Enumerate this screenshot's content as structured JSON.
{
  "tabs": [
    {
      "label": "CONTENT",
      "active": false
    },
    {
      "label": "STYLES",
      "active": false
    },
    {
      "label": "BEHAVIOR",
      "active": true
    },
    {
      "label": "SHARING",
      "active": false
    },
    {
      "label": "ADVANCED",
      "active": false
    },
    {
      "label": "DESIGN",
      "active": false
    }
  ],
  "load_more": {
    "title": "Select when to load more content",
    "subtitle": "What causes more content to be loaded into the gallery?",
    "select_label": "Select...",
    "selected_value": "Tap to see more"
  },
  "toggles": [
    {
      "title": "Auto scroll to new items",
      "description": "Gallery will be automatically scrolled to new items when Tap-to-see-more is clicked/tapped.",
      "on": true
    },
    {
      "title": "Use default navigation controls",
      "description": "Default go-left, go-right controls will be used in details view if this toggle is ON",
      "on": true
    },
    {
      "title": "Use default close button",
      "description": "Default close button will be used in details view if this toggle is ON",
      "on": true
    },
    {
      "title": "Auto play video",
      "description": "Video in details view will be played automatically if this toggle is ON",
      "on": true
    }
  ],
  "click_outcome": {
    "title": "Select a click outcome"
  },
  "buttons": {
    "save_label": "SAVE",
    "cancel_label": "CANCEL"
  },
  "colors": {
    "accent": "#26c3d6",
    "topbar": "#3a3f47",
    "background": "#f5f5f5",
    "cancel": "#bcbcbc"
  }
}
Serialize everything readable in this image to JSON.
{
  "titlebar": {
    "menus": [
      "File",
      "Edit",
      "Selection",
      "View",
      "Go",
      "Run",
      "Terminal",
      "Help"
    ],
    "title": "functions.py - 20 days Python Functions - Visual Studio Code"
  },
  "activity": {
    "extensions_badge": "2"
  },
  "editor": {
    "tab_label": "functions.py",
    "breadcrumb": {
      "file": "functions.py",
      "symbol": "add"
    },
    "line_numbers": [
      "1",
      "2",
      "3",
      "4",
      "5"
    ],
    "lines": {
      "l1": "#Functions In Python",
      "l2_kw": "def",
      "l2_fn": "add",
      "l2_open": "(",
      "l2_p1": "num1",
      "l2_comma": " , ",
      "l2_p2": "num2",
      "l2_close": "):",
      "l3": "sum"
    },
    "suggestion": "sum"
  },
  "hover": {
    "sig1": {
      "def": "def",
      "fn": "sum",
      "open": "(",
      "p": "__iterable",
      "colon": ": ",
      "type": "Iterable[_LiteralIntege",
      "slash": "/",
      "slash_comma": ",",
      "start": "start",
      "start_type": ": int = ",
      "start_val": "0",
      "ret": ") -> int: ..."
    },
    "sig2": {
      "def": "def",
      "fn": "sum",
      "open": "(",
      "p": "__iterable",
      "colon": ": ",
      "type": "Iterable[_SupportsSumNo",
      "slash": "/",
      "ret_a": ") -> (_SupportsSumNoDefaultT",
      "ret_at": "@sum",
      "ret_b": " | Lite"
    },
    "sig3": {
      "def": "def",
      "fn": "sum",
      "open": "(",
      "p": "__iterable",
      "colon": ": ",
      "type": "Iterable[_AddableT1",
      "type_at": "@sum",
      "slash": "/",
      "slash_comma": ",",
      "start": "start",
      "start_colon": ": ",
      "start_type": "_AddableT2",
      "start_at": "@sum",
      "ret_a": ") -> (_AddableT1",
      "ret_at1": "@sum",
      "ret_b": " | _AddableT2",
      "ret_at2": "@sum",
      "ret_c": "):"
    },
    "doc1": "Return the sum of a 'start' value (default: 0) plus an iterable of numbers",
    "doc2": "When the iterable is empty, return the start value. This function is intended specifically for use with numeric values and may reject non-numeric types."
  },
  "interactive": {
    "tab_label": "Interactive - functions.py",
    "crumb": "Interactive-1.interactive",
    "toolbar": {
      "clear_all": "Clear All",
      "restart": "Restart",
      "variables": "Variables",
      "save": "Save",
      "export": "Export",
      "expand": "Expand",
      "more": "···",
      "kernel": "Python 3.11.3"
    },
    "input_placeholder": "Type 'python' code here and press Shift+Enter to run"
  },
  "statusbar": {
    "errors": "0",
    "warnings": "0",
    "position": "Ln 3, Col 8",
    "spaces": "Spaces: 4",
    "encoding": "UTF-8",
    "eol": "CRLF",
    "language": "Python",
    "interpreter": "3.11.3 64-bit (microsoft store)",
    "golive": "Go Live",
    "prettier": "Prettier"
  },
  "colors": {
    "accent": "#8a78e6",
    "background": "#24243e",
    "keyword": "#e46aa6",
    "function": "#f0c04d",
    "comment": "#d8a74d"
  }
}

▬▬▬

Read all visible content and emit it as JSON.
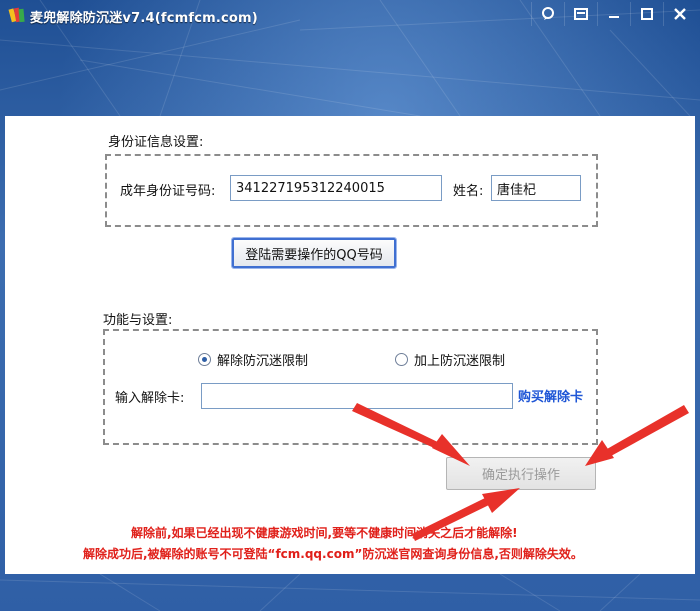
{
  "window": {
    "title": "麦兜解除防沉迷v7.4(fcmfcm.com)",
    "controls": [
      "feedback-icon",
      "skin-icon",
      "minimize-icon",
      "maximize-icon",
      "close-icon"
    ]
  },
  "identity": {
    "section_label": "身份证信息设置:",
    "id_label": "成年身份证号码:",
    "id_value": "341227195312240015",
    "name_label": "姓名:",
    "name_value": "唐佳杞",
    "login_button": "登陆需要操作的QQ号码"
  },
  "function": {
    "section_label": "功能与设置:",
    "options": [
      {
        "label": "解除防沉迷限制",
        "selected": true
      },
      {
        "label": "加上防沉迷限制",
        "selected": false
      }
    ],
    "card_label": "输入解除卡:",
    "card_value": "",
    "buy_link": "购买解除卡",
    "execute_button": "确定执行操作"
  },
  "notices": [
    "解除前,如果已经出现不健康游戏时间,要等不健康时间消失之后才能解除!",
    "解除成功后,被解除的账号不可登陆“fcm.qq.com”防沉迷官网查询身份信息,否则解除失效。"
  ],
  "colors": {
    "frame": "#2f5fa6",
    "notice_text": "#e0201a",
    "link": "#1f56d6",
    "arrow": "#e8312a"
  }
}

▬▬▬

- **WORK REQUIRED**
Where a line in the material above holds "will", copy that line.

- **ANSWER TO THIS TASK**
      "description": "Gallery will be automatically scrolled to new items when Tap-to-see-more is clicked/tapped.",
      "description": "Default go-left, go-right controls will be used in details view if this toggle is ON",
      "description": "Default close button will be used in details view if this toggle is ON",
      "description": "Video in details view will be played automatically if this toggle is ON",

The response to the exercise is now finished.